If you haven’t tried feature toggles, they may seem daunting and/or abstract at first. But they can be implemented in a very simple way and will provide you with a powerful mechanism to change your code. Once you get to know feature toggles, you won’t ever want to write code without it anymore. And once you’ve implemented it yourself a few times, you’ll want to look at elaborate solutions. Simplifying things more than a bit, feature toggles allow you to

If you use GitHub, Bitbucket or VSTS regularly, you will be familiar with the term pull request. I believe GitLab uses the term merge request, but that it’s essentially the same thing (but don’t quote me on that). What you do is create some changes, and request another contributor to merge those changes into (usually) the main branch. The idea is to have a place where you can see the changes and have meaningful discussions about it. The pull request

Let me set the stage for this post first. Peergroups.be, the sharing economy website I develop for the non-profit WijDelen, is based on ASP.NET MVC. So I have a bunch of Controller classes with methods that end with return View(model);. Our first goal was to have a web application running as quickly as possible. Now that we have a stable system with active users, we’re looking into writing a mobile app. The mobile app can have the same pages/screens as

Here’s something I always need to Google: how to pivot the results of a query in T-SQL. In the Peergroups application, we help people lend objects from their peers. So, simplified, we have a Request table that includes the following example data: Id Description UserId CreatedDateTime 1 A lawn mower 54 2018-01-21 2 A ladder 12 2018-01-24 Other people in Peergroups will receive a message from these users, to which they can reply whether or not they have that object.

I recently had to generate a JSON Web Token (JWT) as a response from an login request to an api. The idea is to POST the user’s credentials from a mobile app, and to respond with a JWT. The mobile app can then verify that the user has logged in correctly. A quick introduction to JWT But let’s step out for a moment. What is a JWT exactly? According to jwt.io, a JSON Web Token is an open, industry standard

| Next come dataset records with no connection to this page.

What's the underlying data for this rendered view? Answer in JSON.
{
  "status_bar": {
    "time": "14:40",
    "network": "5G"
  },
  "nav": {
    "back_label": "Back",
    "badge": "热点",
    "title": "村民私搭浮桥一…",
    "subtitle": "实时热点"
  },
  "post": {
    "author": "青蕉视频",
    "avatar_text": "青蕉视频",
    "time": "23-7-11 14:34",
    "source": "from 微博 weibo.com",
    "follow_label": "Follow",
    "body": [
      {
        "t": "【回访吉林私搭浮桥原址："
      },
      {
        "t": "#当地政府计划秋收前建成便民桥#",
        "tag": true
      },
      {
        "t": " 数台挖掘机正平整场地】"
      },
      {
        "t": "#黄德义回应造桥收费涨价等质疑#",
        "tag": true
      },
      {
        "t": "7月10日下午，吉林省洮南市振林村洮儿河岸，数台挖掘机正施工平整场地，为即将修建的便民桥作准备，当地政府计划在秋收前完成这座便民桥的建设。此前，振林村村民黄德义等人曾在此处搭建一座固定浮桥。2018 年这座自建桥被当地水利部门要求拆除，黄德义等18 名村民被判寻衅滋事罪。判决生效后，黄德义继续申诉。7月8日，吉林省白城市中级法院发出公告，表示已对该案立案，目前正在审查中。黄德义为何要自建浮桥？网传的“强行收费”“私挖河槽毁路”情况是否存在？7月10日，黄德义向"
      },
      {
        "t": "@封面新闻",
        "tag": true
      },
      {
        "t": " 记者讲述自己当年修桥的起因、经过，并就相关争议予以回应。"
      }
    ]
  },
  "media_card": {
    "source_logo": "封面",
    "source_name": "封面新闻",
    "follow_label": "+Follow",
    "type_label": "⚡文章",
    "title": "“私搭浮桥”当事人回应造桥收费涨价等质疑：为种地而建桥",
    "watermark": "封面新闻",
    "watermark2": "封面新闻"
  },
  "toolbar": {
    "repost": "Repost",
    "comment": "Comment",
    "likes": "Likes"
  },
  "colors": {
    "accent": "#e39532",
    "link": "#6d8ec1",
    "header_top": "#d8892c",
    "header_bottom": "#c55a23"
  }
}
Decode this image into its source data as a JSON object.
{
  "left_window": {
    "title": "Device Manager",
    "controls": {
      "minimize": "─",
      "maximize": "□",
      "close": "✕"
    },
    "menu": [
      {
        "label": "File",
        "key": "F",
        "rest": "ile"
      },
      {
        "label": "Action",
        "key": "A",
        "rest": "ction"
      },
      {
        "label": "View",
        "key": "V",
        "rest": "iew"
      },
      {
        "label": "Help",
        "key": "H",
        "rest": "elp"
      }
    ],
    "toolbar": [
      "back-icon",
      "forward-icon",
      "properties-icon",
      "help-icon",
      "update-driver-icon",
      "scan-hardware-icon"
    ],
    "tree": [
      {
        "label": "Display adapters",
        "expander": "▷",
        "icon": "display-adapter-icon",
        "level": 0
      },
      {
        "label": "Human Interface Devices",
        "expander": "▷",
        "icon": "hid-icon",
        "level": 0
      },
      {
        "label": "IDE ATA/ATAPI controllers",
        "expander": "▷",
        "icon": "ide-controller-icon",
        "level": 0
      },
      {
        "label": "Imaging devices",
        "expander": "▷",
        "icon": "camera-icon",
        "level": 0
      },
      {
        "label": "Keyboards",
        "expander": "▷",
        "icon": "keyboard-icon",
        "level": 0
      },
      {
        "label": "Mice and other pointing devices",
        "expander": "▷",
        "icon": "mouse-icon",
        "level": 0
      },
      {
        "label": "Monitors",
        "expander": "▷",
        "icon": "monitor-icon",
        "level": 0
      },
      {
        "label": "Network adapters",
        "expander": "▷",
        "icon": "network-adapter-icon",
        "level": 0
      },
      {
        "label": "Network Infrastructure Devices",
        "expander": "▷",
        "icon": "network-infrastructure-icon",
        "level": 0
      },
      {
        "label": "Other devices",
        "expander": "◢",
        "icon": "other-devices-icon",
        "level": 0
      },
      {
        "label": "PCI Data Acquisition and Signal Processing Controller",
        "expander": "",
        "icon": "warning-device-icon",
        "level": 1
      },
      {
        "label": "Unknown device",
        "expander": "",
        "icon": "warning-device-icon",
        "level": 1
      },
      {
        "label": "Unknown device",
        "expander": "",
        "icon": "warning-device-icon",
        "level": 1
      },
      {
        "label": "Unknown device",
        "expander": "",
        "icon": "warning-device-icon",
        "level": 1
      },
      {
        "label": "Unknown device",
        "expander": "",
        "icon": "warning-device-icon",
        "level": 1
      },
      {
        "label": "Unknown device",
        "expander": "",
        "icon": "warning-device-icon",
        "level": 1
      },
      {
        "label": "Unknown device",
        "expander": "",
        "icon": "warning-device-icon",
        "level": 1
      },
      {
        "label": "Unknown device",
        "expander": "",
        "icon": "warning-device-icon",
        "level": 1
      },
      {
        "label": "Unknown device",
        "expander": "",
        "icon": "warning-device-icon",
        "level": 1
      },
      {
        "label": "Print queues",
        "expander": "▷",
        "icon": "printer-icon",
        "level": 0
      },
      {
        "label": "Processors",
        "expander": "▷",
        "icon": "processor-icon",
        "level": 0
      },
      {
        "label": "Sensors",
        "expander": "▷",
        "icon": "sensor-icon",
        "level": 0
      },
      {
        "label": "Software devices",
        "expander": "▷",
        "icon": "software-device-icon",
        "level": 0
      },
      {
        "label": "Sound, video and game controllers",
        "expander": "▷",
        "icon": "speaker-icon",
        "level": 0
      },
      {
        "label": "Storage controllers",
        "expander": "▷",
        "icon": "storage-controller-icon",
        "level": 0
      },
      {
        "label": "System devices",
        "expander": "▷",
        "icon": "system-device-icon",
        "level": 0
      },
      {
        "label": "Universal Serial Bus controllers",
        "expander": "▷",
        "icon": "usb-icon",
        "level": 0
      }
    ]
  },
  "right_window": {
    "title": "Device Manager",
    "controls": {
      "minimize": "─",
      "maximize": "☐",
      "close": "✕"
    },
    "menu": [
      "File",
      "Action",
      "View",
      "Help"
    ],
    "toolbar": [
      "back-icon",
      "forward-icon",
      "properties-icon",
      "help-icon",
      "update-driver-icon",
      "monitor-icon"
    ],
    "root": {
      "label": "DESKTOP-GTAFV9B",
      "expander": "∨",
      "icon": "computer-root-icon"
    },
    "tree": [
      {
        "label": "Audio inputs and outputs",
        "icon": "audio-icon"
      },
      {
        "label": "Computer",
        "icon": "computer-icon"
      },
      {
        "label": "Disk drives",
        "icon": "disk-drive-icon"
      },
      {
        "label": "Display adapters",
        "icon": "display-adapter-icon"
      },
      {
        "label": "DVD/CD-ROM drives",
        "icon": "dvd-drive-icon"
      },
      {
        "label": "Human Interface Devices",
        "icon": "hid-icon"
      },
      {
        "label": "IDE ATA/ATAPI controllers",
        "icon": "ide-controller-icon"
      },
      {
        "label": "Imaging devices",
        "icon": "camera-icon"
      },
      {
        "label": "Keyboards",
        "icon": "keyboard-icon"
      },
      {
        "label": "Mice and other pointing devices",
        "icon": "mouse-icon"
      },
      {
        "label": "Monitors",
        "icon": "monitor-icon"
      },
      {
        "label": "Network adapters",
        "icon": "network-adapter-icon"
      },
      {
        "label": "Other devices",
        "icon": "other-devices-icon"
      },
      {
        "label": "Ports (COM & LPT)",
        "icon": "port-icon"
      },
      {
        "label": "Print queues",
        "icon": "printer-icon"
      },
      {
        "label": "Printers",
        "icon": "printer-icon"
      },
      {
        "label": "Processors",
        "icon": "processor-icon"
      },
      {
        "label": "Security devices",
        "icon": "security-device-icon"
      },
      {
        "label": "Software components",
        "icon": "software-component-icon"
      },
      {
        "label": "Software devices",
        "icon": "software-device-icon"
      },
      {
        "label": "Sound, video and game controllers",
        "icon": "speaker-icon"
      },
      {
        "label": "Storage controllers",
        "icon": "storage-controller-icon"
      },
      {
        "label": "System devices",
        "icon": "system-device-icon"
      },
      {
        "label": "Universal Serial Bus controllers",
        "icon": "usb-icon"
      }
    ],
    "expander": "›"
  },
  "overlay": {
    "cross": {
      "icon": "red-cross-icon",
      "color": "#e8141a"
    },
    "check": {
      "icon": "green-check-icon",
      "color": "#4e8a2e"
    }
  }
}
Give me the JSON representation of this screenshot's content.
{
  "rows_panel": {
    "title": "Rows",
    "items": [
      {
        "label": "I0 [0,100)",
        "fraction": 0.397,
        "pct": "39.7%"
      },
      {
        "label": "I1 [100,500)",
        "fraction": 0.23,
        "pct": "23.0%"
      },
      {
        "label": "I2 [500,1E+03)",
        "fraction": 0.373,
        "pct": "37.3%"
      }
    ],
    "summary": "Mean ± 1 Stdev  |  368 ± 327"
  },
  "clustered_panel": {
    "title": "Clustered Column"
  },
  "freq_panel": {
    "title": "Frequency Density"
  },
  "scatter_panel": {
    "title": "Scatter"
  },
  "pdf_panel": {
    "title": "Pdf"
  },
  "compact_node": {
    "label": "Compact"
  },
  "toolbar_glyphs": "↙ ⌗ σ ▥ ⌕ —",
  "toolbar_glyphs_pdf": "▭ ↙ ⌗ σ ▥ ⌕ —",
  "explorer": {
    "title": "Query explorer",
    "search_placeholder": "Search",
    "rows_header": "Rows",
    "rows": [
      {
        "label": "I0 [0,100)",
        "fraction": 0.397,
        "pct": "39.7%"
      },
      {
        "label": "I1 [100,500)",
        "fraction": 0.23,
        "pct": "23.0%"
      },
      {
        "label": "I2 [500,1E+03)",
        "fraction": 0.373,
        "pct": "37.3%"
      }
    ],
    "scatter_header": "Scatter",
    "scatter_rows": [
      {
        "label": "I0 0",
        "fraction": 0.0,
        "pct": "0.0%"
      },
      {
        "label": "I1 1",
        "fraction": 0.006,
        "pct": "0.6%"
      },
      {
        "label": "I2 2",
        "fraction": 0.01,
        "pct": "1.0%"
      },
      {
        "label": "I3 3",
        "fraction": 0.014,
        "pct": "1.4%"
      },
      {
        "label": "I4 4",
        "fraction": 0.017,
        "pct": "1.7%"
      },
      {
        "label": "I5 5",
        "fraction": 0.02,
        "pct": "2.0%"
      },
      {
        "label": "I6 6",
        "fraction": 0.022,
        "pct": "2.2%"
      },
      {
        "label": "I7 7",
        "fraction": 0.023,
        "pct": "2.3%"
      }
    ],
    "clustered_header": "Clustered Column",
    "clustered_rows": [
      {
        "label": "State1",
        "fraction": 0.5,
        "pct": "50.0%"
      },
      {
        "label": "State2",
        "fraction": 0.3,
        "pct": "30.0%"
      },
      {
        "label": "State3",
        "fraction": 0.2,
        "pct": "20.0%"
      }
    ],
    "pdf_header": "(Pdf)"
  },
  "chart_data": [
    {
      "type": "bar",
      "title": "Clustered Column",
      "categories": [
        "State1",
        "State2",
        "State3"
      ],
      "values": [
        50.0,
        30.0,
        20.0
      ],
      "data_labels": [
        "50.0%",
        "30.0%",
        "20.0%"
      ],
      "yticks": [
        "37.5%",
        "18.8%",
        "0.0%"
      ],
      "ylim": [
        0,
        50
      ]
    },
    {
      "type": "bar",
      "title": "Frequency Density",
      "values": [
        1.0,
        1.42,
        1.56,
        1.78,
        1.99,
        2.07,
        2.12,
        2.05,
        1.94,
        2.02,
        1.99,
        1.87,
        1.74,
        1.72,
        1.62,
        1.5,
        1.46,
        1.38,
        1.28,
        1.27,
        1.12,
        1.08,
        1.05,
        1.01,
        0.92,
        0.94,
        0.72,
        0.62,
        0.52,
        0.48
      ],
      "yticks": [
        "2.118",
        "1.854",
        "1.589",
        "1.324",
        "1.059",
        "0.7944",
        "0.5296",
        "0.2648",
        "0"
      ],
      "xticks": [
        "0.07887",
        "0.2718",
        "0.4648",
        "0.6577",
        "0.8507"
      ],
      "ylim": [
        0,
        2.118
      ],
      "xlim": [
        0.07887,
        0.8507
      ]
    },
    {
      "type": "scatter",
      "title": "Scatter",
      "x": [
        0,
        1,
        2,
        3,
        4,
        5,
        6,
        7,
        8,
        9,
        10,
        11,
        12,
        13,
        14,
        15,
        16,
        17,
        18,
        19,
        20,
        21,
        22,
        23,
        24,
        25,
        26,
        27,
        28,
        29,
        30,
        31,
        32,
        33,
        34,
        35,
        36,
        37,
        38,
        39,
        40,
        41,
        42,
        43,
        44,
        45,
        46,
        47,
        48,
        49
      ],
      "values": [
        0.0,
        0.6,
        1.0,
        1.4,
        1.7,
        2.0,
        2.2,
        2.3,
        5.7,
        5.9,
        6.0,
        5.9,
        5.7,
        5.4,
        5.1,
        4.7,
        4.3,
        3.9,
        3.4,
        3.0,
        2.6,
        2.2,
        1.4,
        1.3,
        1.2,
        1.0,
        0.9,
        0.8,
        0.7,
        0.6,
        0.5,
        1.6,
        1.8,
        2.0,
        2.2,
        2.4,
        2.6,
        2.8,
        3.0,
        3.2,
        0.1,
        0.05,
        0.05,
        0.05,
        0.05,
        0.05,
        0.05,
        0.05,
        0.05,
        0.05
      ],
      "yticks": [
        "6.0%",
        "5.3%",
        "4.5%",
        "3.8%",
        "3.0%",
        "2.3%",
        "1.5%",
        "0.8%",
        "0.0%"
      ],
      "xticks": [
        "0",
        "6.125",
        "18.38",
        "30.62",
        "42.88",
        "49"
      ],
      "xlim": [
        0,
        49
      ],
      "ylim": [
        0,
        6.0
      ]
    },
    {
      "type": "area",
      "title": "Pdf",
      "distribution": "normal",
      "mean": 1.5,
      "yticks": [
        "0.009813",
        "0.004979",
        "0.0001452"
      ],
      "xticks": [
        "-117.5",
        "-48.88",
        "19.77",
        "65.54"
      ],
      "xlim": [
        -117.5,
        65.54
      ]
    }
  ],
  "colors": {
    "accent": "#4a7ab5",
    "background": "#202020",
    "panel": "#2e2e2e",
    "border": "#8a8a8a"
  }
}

Another year has past, and as always, I’ll do a quick overview of what happened. I’ll also look at what will happen, making silly predictions and statements about what I will do in the next year. Predictions and statements that usually don’t come to fruition, because, well things happen and interests change. 2017 Peergroups 2017 was the year I helped launch Peergroups, a sister-project to Peerby. Both are part of the sharing economy. They allow you to make a request

If you’re reading this, you may have noticed that you’re currently on petermorlion.com, the address of my blog. It’s a custom domain, served over SSL. Behind the scenes, I’m running the Ghost blogging software on Azure, with Cloudflare in front of it all. I recently had to set this all up again (due to updating Ghost), so I thought I might document the necessary steps. Setting up Ghost on Azure Setting up Ghost on Azure is quite simple. Ghost doesn’t

I always try to convince other developers that writing your test first is not just about doing TDD the “correct” way (if there even is such a thing). That sounds a little fundamentalist. Rather, it’s about making sure your test is failing and failing for the right reason. Actually, this is only one reason, as writing your test first also pushes you more towards writing only the code you need, writing tests that cover all code paths, and forcing you

This article was written for a friend, who works in a company where developers are local admin on their PC’s, but don’t have access to the registry. I’m not sure if this is a Windows thing, or some custom solution of that company, but needless to say, developers weren’t happy with the situation. This article attempts to find some middle ground, but also explain, for non-technical people, why developers need access to the registry. Why do developers need access to

When writing tests, you can often end up with tests that have (almost) the same setup. Certain input variables may change, but the structure of the setup code remains the same. When the setup is small, you can copy from one test to another. But when there is more ceremony involved, you will start to feel the need to avoid duplication. It’s a best practice to apply coding principles to both your production code and your test code. Don’t repeat